Chris - How did you manage to dissect apart the vicarious experience of your best friend slamming her finger in the door versus what happens when you do it yourself? How did you actually manage to unpick that it's separate?
Anjali - In the study, we had volunteers take part in two different sessions of an MRI experiment. Their brains were scanned when they performed two different tasks. The first task, they were given thermal pain at three different temperatures. In the second task, they were asked to view pictures of people receiving some kind of injury at three different levels - foot getting stubbed, or a hammer falling on a finger, there were some really gory ones where it looked like a chainsaw was going to cut off a finger. So, their task in the scanner was to either receive the thermal pain or view these pictures and then at the end of each trial, they rated on a scale how much sensation they felt. Now, it's very important the instructions that they were given. In the thermal pain, it was fairly obvious they felt the pain and they had to report how much pain they felt. But in the vicarious pain session, they were asked to imagine that the situation in the picture was happening to themselves and to rate how much pain or how much sensation they would have felt.
Chris - Right. So we're comparing the relative activity in the brains of these individuals as they either experience pain for real themselves or they're asked to imagine how much pain another individual would be feeling.

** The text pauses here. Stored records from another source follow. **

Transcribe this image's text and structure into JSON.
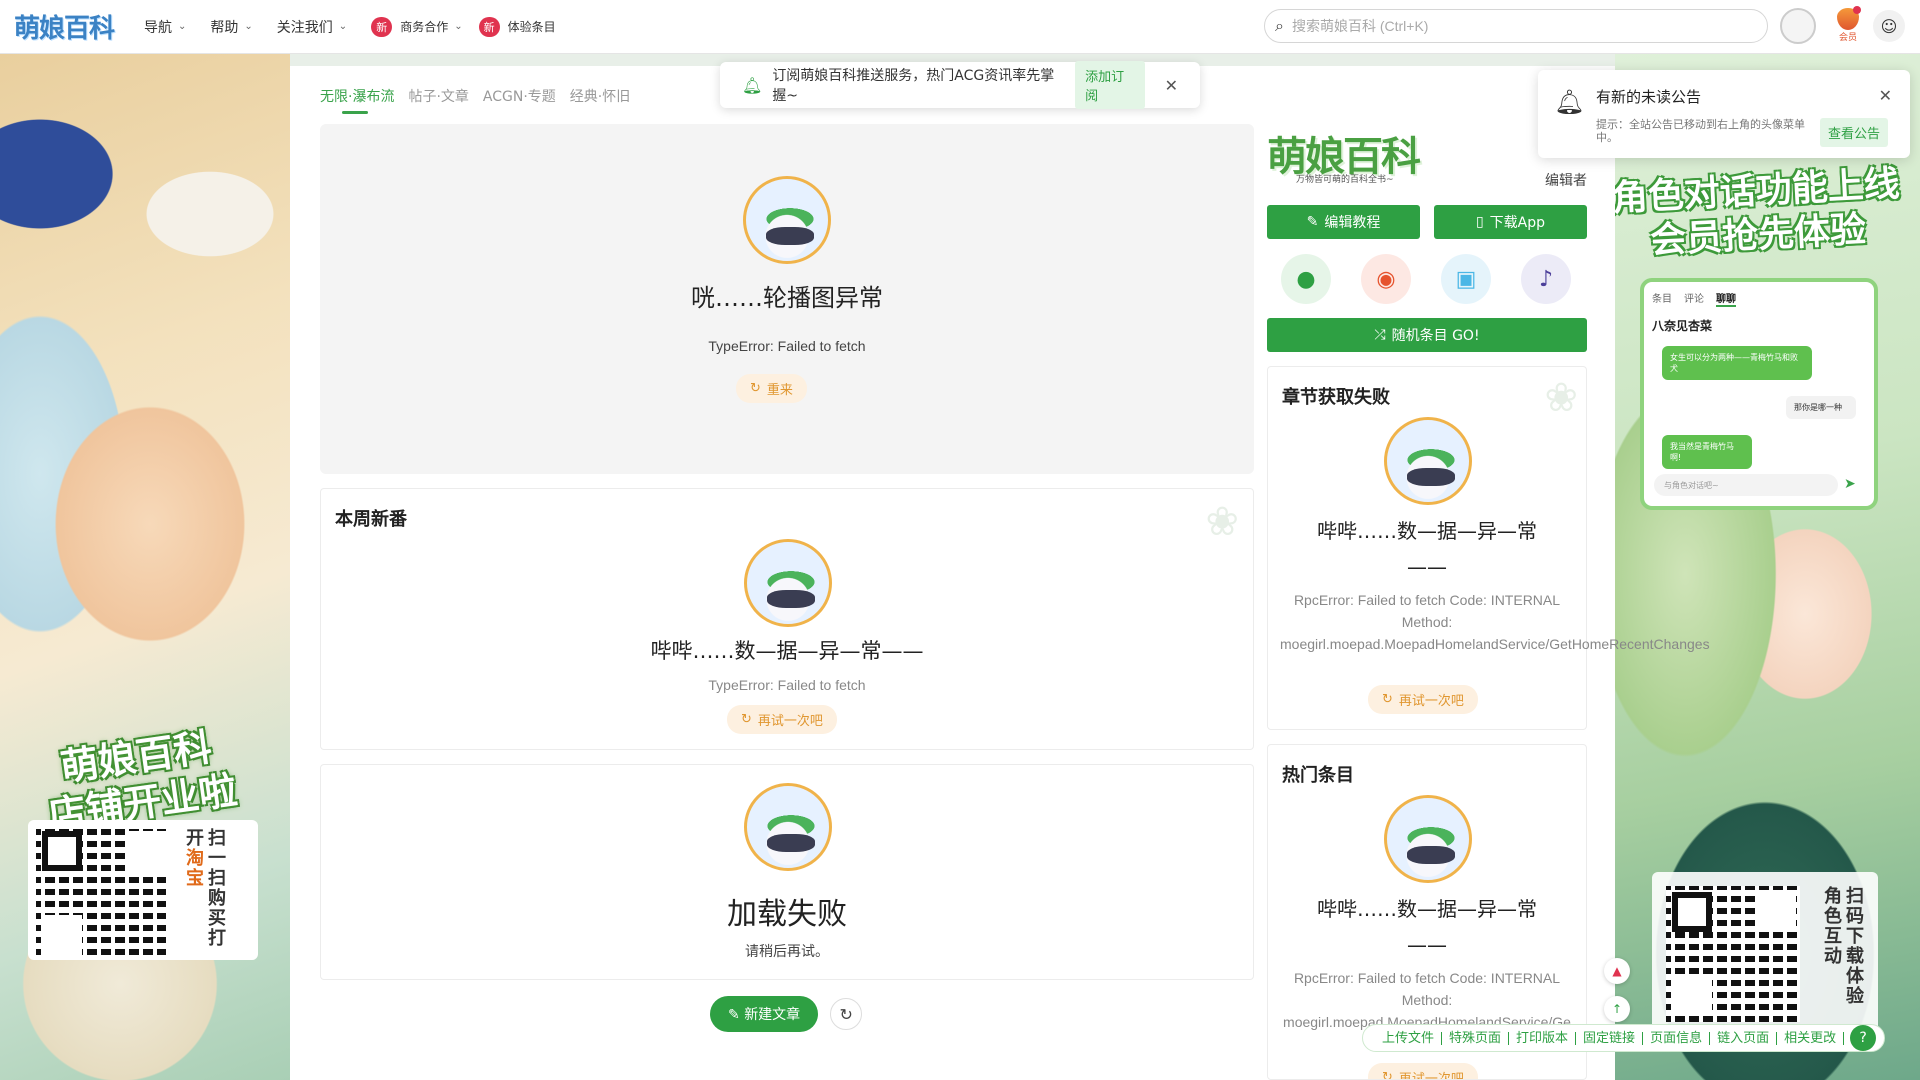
{
  "header": {
    "logo": "萌娘百科",
    "nav": [
      {
        "label": "导航"
      },
      {
        "label": "帮助"
      },
      {
        "label": "关注我们"
      }
    ],
    "promo1": {
      "badge": "新",
      "label": "商务合作"
    },
    "promo2": {
      "badge": "新",
      "label": "体验条目"
    },
    "search_placeholder": "搜索萌娘百科 (Ctrl+K)",
    "vip_label": "会员"
  },
  "subscribe_bar": {
    "text": "订阅萌娘百科推送服务，热门ACG资讯率先掌握~",
    "button": "添加订阅"
  },
  "notice": {
    "title": "有新的未读公告",
    "tip": "提示：全站公告已移动到右上角的头像菜单中。",
    "button": "查看公告"
  },
  "tabs": [
    "无限·瀑布流",
    "帖子·文章",
    "ACGN·专题",
    "经典·怀旧"
  ],
  "carousel": {
    "title": "咣……轮播图异常",
    "message": "TypeError: Failed to fetch",
    "retry": "重来"
  },
  "weekly": {
    "title": "本周新番",
    "error": "哔哔……数—据—异—常——",
    "message": "TypeError: Failed to fetch",
    "retry": "再试一次吧"
  },
  "load_fail": {
    "title": "加载失败",
    "message": "请稍后再试。"
  },
  "actions": {
    "new_article": "新建文章"
  },
  "sidebar": {
    "logo": "萌娘百科",
    "subtitle": "万物皆可萌的百科全书~",
    "editor_label": "编辑者",
    "edit_tutorial": "编辑教程",
    "download_app": "下载App",
    "random": "随机条目 GO!",
    "chapter_card": {
      "title": "章节获取失败",
      "error": "哔哔……数—据—异—常——",
      "message": "RpcError: Failed to fetch Code: INTERNAL Method: moegirl.moepad.MoepadHomelandService/GetHomeRecentChanges",
      "retry": "再试一次吧"
    },
    "hot_card": {
      "title": "热门条目",
      "error": "哔哔……数—据—异—常——",
      "message": "RpcError: Failed to fetch Code: INTERNAL Method: moegirl.moepad.MoepadHomelandService/Ge",
      "retry": "再试一次吧"
    }
  },
  "left_ad": {
    "banner_line1": "萌娘百科",
    "banner_line2": "店铺开业啦",
    "qr_col1": "扫一扫购买",
    "qr_col2_a": "打开",
    "qr_col2_b": "淘宝"
  },
  "right_ad": {
    "banner_line1": "角色对话功能上线",
    "banner_line2": "会员抢先体验",
    "phone_tabs": [
      "条目",
      "评论",
      "聊聊"
    ],
    "phone_name": "八奈见杏菜",
    "bubble1": "女生可以分为两种——青梅竹马和败犬",
    "bubble2": "那你是哪一种",
    "bubble3": "我当然是青梅竹马啊!",
    "phone_input": "与角色对话吧~",
    "qr_col1": "扫码下载",
    "qr_col2": "体验角色互动"
  },
  "footer_toolbar": [
    "上传文件",
    "特殊页面",
    "打印版本",
    "固定链接",
    "页面信息",
    "链入页面",
    "相关更改"
  ],
  "colors": {
    "brand_green": "#2ea043",
    "logo_blue": "#3b82c4",
    "badge_red": "#e0334f"
  }
}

And so, you can see whether it's the same or different brain areas which are activated under those settings.
Anjali - That is the general idea of the analysis.
Chris - When you do this, what do you find? What do you see?
Anjali - Perceiving somebody else in pain does not use the same regions in the brain as when you experience pain yourself. Instead, we use regions in the brain that are involved in understanding another person's mental state, their intentions, their preferences. So, it's something more cognitive than sensory.
Chris - So, the previous idea that there was sort of a mirror circuit where you do actually superimpose someone else's pain on your own pain circuits, that's actually a myth then. You're saying that's not right.
Anjali - Well, I think what we've done is we've improved upon some of those ideas and we've used more tools that are now available to us. So in our earlier research, people looked at different parts of the brain independently of each other and they compared these different independent regions to come up with regions important for physical pain or vicarious pain. What we've done is we've taken a more whole brain approach to the analysis and what we've found is that we look at the whole brain, the two different experiences recruit different parts of the brain network.
Chris - Is this not just a rather subtle interpretation of how we're doing brain scanning or is there a really important implication from having discovered this difference?
Anjali - It's important because then you have a way to target let's say even treatment. If you know the network that is involved in physical pain, what you might do to alleviate the pain could be different from what you would've done if you know that the network was different for vicarious pain. This is just an example but it's one of the ways where knowing why there's a difference is important.